In all the areas of the field that matter, the Irish were different class. Italy began going backwards when Irwin and Staunton launched an attack that terrified Franco Baresi in the opening minute; 10 minutes later, Ireland scored an extraordinary goal. Ray Houghton, recalled to the Irish side after it seemed that his international career was finished, found an extra burst of inspiration to capitalise on another Baresi error and score a goal that will be remembered as long as Irishmen play football.
The Italians looked more demoralised than ever. For the rest of the first half play was scrappy on both sides. Ireland could not believe their luck, but maybe they have yet to realise how good they are. In truth, they might have expected much more from themselves in the first half; more, that is, in terms of coherent passing movement. But there was never any doubt about their confidence in each other. Every tackle was not simply aggressive but intelligent. Nobody personified intelligent aggression more than the best player on the field, Paul McGrath. The central defender emerged as the dominant figure, and was an elegantly heroic presence. Yet, by half-time, Ireland had failed to capitalise fully on the Italians' punctured self- belief.
The second half was a different story. The Italians had to go forward and they did. But every time Roberto Baggio, Guiseppe Signori and the other glamorous figures in this Italian team moved into the danger area, they were met with a certainty, a real conviction in the Irish defence. By the final whistle, that mood was tinged with arrogance. Ireland could have scored two more goals as they became increasingly dominant.
We should remember who they were dominating: seven members of the Milan team that has dominated European club football this year. And a nation that has also never lost its opening match on their 12 previous visits to World Cup finals. It is no wonder that last night the odds on Ireland winning the trophy were cut from 25-1 to 16-1.
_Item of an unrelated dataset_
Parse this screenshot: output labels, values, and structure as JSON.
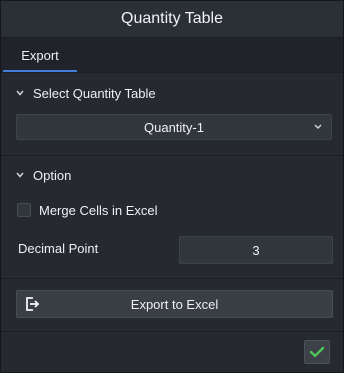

This Irish World Cup adventure is only just beginning. The truth is they can play better than they did yesterday. And, inspired by the imperious figure of McGrath, they surely will.Reuse content